■ **WHAT IS BEING ASKED**:
Copy out every line of the data exactly; do not include the images.

(Excerpts from an interface dataset)
_ _ _

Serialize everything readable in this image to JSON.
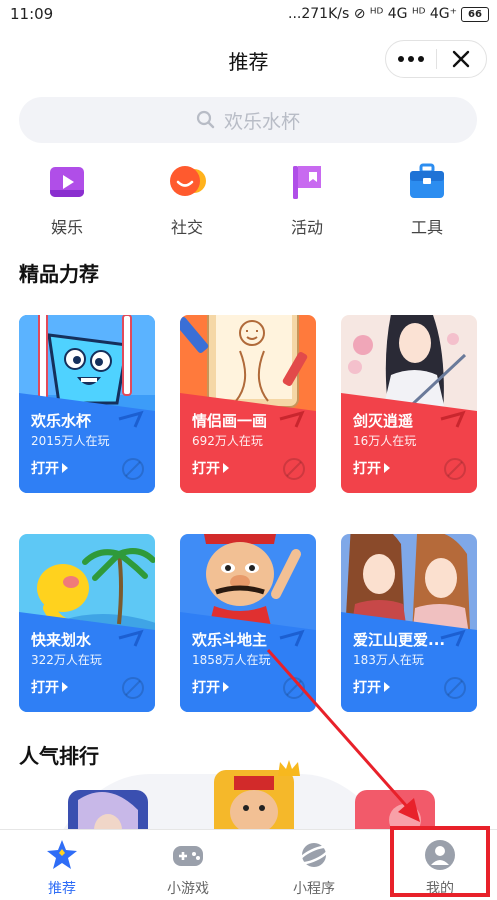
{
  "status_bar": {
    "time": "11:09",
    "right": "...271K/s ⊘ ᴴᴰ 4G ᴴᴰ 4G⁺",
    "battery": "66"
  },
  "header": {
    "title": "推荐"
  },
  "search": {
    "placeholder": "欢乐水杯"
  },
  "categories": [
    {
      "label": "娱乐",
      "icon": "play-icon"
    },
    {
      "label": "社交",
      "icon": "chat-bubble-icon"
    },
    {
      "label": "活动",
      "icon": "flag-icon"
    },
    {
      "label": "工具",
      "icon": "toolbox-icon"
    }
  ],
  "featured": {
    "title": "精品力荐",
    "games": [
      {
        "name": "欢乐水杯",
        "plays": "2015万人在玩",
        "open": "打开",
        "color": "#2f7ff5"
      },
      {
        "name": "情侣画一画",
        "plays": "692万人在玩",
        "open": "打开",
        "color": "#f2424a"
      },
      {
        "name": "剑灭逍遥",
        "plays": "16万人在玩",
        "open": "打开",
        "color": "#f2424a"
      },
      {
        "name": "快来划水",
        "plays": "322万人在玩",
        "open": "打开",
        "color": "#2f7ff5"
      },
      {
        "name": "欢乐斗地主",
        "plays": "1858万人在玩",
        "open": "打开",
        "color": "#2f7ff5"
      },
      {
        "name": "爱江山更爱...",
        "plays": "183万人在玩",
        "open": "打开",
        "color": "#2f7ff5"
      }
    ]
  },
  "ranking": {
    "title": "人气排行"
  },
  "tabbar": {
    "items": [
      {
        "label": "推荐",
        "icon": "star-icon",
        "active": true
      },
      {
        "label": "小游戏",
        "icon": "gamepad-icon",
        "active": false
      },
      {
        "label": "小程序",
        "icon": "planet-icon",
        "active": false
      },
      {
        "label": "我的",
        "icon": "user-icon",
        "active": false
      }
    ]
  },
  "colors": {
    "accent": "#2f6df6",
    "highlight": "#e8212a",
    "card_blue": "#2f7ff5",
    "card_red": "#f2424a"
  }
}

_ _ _

■ **RESULT BELOW**:
Serialize everything readable in this image to JSON.
{
  "status_bar": {
    "time": "11:09",
    "right": "...271K/s ⊘ ᴴᴰ 4G ᴴᴰ 4G⁺",
    "battery": "66"
  },
  "header": {
    "title": "推荐"
  },
  "search": {
    "placeholder": "欢乐水杯"
  },
  "categories": [
    {
      "label": "娱乐",
      "icon": "play-icon"
    },
    {
      "label": "社交",
      "icon": "chat-bubble-icon"
    },
    {
      "label": "活动",
      "icon": "flag-icon"
    },
    {
      "label": "工具",
      "icon": "toolbox-icon"
    }
  ],
  "featured": {
    "title": "精品力荐",
    "games": [
      {
        "name": "欢乐水杯",
        "plays": "2015万人在玩",
        "open": "打开",
        "color": "#2f7ff5"
      },
      {
        "name": "情侣画一画",
        "plays": "692万人在玩",
        "open": "打开",
        "color": "#f2424a"
      },
      {
        "name": "剑灭逍遥",
        "plays": "16万人在玩",
        "open": "打开",
        "color": "#f2424a"
      },
      {
        "name": "快来划水",
        "plays": "322万人在玩",
        "open": "打开",
        "color": "#2f7ff5"
      },
      {
        "name": "欢乐斗地主",
        "plays": "1858万人在玩",
        "open": "打开",
        "color": "#2f7ff5"
      },
      {
        "name": "爱江山更爱...",
        "plays": "183万人在玩",
        "open": "打开",
        "color": "#2f7ff5"
      }
    ]
  },
  "ranking": {
    "title": "人气排行"
  },
  "tabbar": {
    "items": [
      {
        "label": "推荐",
        "icon": "star-icon",
        "active": true
      },
      {
        "label": "小游戏",
        "icon": "gamepad-icon",
        "active": false
      },
      {
        "label": "小程序",
        "icon": "planet-icon",
        "active": false
      },
      {
        "label": "我的",
        "icon": "user-icon",
        "active": false
      }
    ]
  },
  "colors": {
    "accent": "#2f6df6",
    "highlight": "#e8212a",
    "card_blue": "#2f7ff5",
    "card_red": "#f2424a"
  }
}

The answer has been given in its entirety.